Venezuela to open "socialist" securities exchange
* System to finance state-run companies
* Chavez bringing financial markets under state control
* Hopes to win-over middle-class voters
CARACAS, Nov 15 (Reuters) - In what President Hugo Chavez described as a blow for "vampire" capitalism, Venezuela will next month open a state-run stock and bond exchange aimed at financing public companies and wooing middle class voters.
The government's official gazette on Monday published the law ordering the creation of the new market, which will be run by the finance ministry.
In recent weeks, Chavez has accelerated his drive to increase the hand of the state in all sectors of the economy including finance, housing and food production. Oil and heavy industry is already largely government run. [ID:nN12121425]
"The public securities exchange system has been born," Chavez said on his weekly TV show on Sunday in a speech peppered with references to capitalist "vampires" and "vultures." He said it will open in December.
"This is not the capitalist exchange, Dracula, this is the socialist exchange. The state and the republic guarantee your money and it will have a good yield."

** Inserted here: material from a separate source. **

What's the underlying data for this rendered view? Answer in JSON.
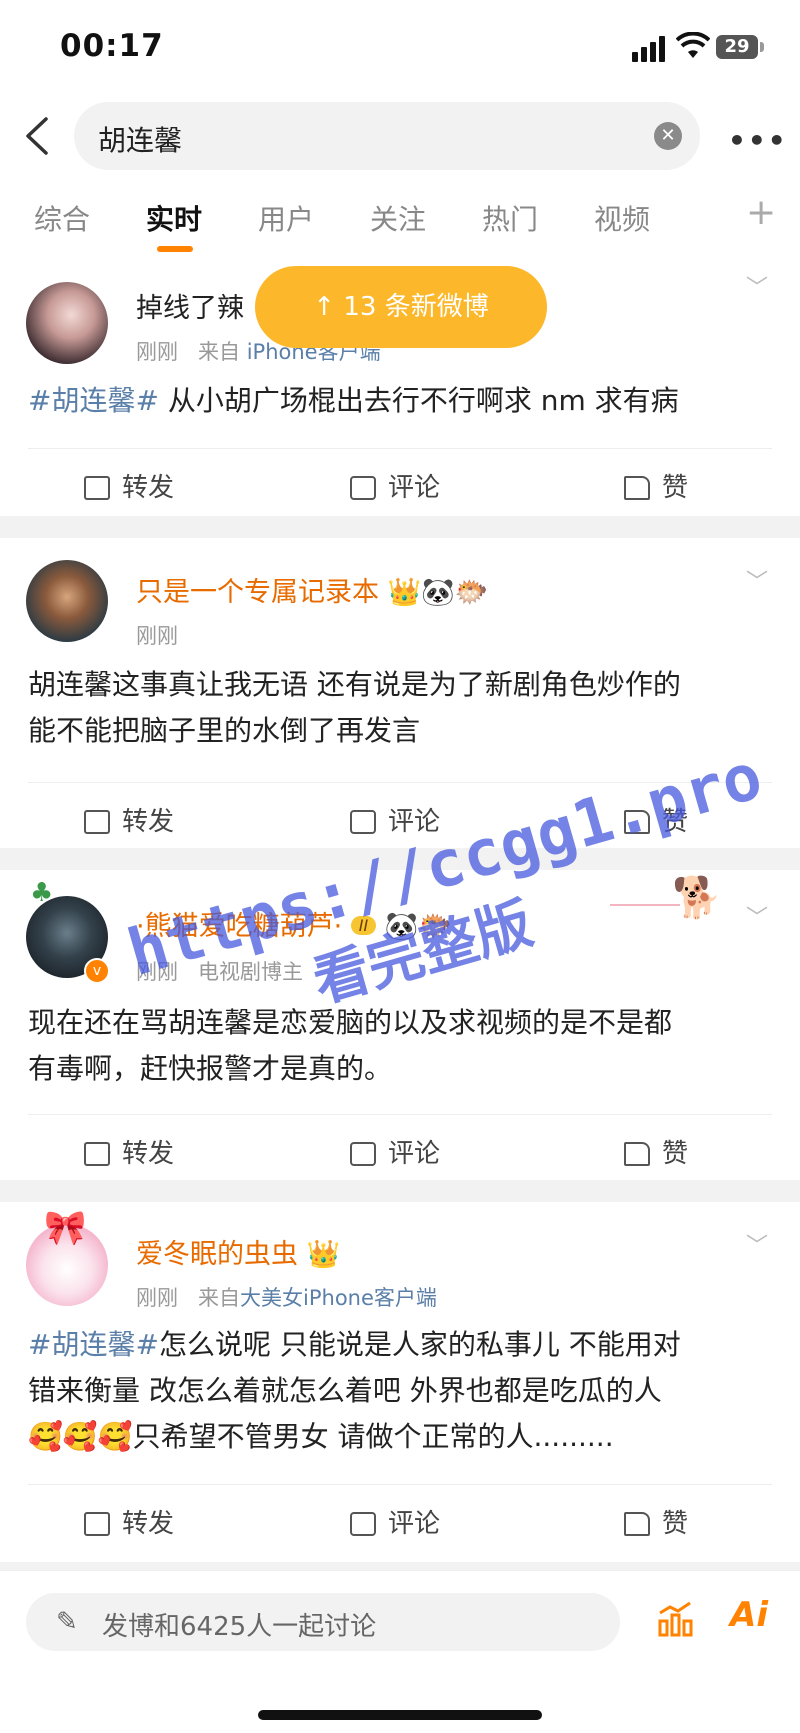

Chavez already has his eye on 2012 presidential elections, where he will need the support of some middle-class voters as well as his poor base to win another 6-year term. He says the exchange as well as recent moves against home-builders accused of corruption will favor the middle class.
Savings opportunities in Venezuela are limited, with negative real interest rates and inflation of 27.5 over the past 12 months. As a result, Venezuelans are high spenders.
"When you get your three month bonus, don't spend it all, let's organize, we'll invest it in the exchange," Chavez said. Some Venezuelan workers receive a triple pay check at Christmas.
Many Venezuelans are used to investing in government bonds via private brokerages as a way of accessing dollar and receiving high yields.
But this year the government has overhauled Venezuela's capital markets, closing dozens of brokerages and creating a new state-run currency exchange. [ID:nVENEZUELA]. Both moves restricted investment opportunities for the middle class.
Lawmakers are expected to pass a law in the next few days that would make it easier for Chavez to nationalize banks and would force them to hand over 5 percent of profits for social groups. [ID:nN11201237].
Chavez said the new exchange will be housed in the former offices of Econoinvest, the country's leading brokerage which the government shut earlier this year on charges of fraud.
State oil company PDVSA last week sought permission to trade $3 billion of bonds on the public bourse. Chavez said state companies such as telecoms giant CANTV could raise capital on the market.
(Reporting by Frank Jack Daniel and Eyanir Chinea; Editing by Diane Craft)